--- START ---

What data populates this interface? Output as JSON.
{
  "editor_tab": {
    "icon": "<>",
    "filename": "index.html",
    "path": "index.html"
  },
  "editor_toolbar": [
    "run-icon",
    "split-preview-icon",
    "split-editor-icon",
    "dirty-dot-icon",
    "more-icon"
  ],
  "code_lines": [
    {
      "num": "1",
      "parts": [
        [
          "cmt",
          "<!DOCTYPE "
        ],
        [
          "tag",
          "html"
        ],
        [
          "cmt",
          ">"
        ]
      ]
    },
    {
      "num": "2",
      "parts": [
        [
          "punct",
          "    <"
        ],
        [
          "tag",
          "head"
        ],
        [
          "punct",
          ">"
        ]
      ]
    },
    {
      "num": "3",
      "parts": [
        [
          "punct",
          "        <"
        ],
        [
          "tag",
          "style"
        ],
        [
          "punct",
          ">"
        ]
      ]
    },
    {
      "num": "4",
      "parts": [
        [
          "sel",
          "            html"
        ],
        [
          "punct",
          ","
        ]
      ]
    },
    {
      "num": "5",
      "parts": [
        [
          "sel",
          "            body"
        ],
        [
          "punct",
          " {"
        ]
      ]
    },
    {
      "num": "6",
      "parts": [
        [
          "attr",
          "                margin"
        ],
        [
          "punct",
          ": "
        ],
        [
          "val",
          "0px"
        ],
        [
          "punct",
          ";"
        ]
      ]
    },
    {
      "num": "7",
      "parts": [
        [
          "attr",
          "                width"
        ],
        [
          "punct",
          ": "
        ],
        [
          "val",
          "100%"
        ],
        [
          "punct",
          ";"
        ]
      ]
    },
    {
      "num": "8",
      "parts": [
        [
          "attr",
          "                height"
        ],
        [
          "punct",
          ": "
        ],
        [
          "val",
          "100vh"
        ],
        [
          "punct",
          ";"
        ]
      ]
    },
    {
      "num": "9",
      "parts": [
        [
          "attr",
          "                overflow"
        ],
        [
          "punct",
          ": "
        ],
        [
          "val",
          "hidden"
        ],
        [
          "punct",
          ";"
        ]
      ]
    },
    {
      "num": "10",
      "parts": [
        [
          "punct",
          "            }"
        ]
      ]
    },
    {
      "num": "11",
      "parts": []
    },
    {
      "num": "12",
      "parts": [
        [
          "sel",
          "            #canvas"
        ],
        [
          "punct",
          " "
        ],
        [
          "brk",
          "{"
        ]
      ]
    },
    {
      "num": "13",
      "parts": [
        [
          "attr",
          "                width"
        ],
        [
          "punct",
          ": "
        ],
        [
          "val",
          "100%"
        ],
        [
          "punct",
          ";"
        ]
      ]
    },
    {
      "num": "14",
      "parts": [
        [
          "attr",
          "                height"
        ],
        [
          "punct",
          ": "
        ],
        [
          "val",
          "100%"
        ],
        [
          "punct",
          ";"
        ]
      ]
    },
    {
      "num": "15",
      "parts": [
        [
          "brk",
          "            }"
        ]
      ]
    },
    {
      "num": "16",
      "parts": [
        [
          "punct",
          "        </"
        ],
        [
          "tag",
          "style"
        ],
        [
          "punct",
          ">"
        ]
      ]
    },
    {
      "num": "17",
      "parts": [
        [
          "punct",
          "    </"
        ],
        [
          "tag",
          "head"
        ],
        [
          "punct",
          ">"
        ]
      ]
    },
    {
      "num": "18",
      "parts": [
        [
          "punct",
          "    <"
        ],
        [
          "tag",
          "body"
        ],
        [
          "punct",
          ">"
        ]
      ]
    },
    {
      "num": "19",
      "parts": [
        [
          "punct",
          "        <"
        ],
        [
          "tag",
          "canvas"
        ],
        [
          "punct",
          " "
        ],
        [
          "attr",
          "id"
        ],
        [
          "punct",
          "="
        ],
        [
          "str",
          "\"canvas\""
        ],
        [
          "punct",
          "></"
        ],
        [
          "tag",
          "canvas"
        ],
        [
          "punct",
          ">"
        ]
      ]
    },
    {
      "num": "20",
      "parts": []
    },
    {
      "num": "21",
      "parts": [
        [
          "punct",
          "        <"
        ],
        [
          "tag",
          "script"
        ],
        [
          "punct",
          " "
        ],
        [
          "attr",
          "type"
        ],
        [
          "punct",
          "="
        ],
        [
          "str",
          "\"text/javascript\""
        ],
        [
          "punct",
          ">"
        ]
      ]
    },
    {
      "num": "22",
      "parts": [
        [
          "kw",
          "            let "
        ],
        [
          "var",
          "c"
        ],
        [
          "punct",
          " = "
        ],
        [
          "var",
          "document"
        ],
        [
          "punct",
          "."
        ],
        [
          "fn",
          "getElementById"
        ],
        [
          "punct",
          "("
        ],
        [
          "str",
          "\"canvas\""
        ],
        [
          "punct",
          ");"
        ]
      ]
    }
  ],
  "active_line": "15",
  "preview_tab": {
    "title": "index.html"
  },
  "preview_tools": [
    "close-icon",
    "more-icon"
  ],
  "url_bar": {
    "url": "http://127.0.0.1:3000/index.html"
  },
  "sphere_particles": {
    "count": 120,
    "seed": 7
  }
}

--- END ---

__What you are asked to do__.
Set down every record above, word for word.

__Written response__.
What data populates this interface? Output as JSON.
{
  "editor_tab": {
    "icon": "<>",
    "filename": "index.html",
    "path": "index.html"
  },
  "editor_toolbar": [
    "run-icon",
    "split-preview-icon",
    "split-editor-icon",
    "dirty-dot-icon",
    "more-icon"
  ],
  "code_lines": [
    {
      "num": "1",
      "parts": [
        [
          "cmt",
          "<!DOCTYPE "
        ],
        [
          "tag",
          "html"
        ],
        [
          "cmt",
          ">"
        ]
      ]
    },
    {
      "num": "2",
      "parts": [
        [
          "punct",
          "    <"
        ],
        [
          "tag",
          "head"
        ],
        [
          "punct",
          ">"
        ]
      ]
    },
    {
      "num": "3",
      "parts": [
        [
          "punct",
          "        <"
        ],
        [
          "tag",
          "style"
        ],
        [
          "punct",
          ">"
        ]
      ]
    },
    {
      "num": "4",
      "parts": [
        [
          "sel",
          "            html"
        ],
        [
          "punct",
          ","
        ]
      ]
    },
    {
      "num": "5",
      "parts": [
        [
          "sel",
          "            body"
        ],
        [
          "punct",
          " {"
        ]
      ]
    },
    {
      "num": "6",
      "parts": [
        [
          "attr",
          "                margin"
        ],
        [
          "punct",
          ": "
        ],
        [
          "val",
          "0px"
        ],
        [
          "punct",
          ";"
        ]
      ]
    },
    {
      "num": "7",
      "parts": [
        [
          "attr",
          "                width"
        ],
        [
          "punct",
          ": "
        ],
        [
          "val",
          "100%"
        ],
        [
          "punct",
          ";"
        ]
      ]
    },
    {
      "num": "8",
      "parts": [
        [
          "attr",
          "                height"
        ],
        [
          "punct",
          ": "
        ],
        [
          "val",
          "100vh"
        ],
        [
          "punct",
          ";"
        ]
      ]
    },
    {
      "num": "9",
      "parts": [
        [
          "attr",
          "                overflow"
        ],
        [
          "punct",
          ": "
        ],
        [
          "val",
          "hidden"
        ],
        [
          "punct",
          ";"
        ]
      ]
    },
    {
      "num": "10",
      "parts": [
        [
          "punct",
          "            }"
        ]
      ]
    },
    {
      "num": "11",
      "parts": []
    },
    {
      "num": "12",
      "parts": [
        [
          "sel",
          "            #canvas"
        ],
        [
          "punct",
          " "
        ],
        [
          "brk",
          "{"
        ]
      ]
    },
    {
      "num": "13",
      "parts": [
        [
          "attr",
          "                width"
        ],
        [
          "punct",
          ": "
        ],
        [
          "val",
          "100%"
        ],
        [
          "punct",
          ";"
        ]
      ]
    },
    {
      "num": "14",
      "parts": [
        [
          "attr",
          "                height"
        ],
        [
          "punct",
          ": "
        ],
        [
          "val",
          "100%"
        ],
        [
          "punct",
          ";"
        ]
      ]
    },
    {
      "num": "15",
      "parts": [
        [
          "brk",
          "            }"
        ]
      ]
    },
    {
      "num": "16",
      "parts": [
        [
          "punct",
          "        </"
        ],
        [
          "tag",
          "style"
        ],
        [
          "punct",
          ">"
        ]
      ]
    },
    {
      "num": "17",
      "parts": [
        [
          "punct",
          "    </"
        ],
        [
          "tag",
          "head"
        ],
        [
          "punct",
          ">"
        ]
      ]
    },
    {
      "num": "18",
      "parts": [
        [
          "punct",
          "    <"
        ],
        [
          "tag",
          "body"
        ],
        [
          "punct",
          ">"
        ]
      ]
    },
    {
      "num": "19",
      "parts": [
        [
          "punct",
          "        <"
        ],
        [
          "tag",
          "canvas"
        ],
        [
          "punct",
          " "
        ],
        [
          "attr",
          "id"
        ],
        [
          "punct",
          "="
        ],
        [
          "str",
          "\"canvas\""
        ],
        [
          "punct",
          "></"
        ],
        [
          "tag",
          "canvas"
        ],
        [
          "punct",
          ">"
        ]
      ]
    },
    {
      "num": "20",
      "parts": []
    },
    {
      "num": "21",
      "parts": [
        [
          "punct",
          "        <"
        ],
        [
          "tag",
          "script"
        ],
        [
          "punct",
          " "
        ],
        [
          "attr",
          "type"
        ],
        [
          "punct",
          "="
        ],
        [
          "str",
          "\"text/javascript\""
        ],
        [
          "punct",
          ">"
        ]
      ]
    },
    {
      "num": "22",
      "parts": [
        [
          "kw",
          "            let "
        ],
        [
          "var",
          "c"
        ],
        [
          "punct",
          " = "
        ],
        [
          "var",
          "document"
        ],
        [
          "punct",
          "."
        ],
        [
          "fn",
          "getElementById"
        ],
        [
          "punct",
          "("
        ],
        [
          "str",
          "\"canvas\""
        ],
        [
          "punct",
          ");"
        ]
      ]
    }
  ],
  "active_line": "15",
  "preview_tab": {
    "title": "index.html"
  },
  "preview_tools": [
    "close-icon",
    "more-icon"
  ],
  "url_bar": {
    "url": "http://127.0.0.1:3000/index.html"
  },
  "sphere_particles": {
    "count": 120,
    "seed": 7
  }
}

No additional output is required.